He also said the much hyped $20,000 tax deduction is not really about that number, much more significant is its tax effect and for a company this is around a $6,000 immediate tax benefit.

If youre a restaurant and youre going to go out and buy 20 tables, if each of those tables is worth $5,000 that could be a $100,000 deduction which could give you a tax benefit of $30,000. So it could amount to a very significant deduction this year

Another thing Mr Le Maistre suggests is deferring income. He said because next year tax will drop to 28 and a half per cent, any dollar you push to next year you will be paying less tax on.

If youre looking to issue invoices in the next couple of weeks maybe issue them on the 1st of July or if someone wants to pay you in advance maybe get them to pay you on the 1st of July so you pay less tax and youll also give yourself a years grace before you need to pay the tax on it.

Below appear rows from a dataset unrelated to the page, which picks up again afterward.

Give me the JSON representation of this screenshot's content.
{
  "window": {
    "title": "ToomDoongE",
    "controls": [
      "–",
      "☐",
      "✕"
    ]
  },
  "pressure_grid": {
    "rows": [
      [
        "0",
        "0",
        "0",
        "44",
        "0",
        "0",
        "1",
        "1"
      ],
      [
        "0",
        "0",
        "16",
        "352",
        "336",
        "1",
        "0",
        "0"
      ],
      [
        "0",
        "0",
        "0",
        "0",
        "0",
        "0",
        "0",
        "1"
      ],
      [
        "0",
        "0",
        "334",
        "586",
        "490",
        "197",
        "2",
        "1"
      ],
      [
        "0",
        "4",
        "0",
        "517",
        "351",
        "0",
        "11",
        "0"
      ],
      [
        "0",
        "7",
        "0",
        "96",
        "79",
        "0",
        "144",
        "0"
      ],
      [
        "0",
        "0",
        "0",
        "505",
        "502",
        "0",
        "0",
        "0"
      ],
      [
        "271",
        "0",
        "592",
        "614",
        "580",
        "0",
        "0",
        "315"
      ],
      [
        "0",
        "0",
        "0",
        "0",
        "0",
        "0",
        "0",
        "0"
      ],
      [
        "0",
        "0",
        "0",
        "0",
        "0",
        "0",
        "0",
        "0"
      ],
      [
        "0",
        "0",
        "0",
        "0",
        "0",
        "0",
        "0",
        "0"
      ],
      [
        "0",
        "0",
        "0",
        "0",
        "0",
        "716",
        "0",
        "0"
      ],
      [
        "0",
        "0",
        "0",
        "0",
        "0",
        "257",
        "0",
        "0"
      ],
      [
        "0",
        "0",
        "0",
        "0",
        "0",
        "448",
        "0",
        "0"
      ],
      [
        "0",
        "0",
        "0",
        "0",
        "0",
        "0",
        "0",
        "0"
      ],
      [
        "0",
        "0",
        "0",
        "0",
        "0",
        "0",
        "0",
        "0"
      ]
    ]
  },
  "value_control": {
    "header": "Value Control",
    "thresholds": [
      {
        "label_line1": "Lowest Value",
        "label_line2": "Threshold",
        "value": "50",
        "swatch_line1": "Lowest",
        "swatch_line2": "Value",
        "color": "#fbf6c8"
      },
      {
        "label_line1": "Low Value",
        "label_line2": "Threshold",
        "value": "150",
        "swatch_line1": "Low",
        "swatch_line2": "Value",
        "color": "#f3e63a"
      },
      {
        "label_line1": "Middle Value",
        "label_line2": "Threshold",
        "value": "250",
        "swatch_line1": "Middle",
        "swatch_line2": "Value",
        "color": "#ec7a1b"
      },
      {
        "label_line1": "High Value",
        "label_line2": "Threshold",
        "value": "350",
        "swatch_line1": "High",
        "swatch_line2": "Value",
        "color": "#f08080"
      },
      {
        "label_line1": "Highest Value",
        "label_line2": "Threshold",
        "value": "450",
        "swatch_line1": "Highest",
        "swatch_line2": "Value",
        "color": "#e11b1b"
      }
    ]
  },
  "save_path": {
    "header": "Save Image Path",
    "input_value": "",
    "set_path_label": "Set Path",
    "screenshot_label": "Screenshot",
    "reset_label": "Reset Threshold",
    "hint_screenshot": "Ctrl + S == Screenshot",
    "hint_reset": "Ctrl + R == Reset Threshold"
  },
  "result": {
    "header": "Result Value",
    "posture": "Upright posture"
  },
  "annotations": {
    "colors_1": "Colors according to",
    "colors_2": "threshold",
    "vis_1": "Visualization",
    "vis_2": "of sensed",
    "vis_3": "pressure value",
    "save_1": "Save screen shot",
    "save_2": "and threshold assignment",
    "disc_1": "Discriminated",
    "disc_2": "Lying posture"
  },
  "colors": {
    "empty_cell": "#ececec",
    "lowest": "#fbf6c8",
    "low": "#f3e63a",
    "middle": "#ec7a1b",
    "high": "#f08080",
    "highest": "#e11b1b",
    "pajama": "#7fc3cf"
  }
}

The other issues small businesses need to ask themselves as the end of the financial year approaches is what decisions should they be making and what actions should they be taking before year end. Mr Le Maistre means things like writing off your bad debts and making sure your superannuation payments are paid and received by the super fund.

Small business should also be thinking about and discussing prepayments of services like rent and training courses. You should be making sure you do that stock take before year end and think about what in your stock is obsolete and what you should be getting extra deductions on, he said.

Mr Le Maistre said, One of the ways that small businesses can get caught out is if youre a company and you have any loans from the company then you need to be careful to deal with it before year end or it could be treated as an unfranked dividend which is essentially a source of income that will be taxed.

If that happens your company could almost have a tax rate of 60 per cent or higher because you get taxed as a company and you get taxed as an unfranked dividend as an individual.

There are things we can do to play around the edges, but where we see things going wrong is where people miss these details and its not something as a business person that you think about but it what the tax office is looking at.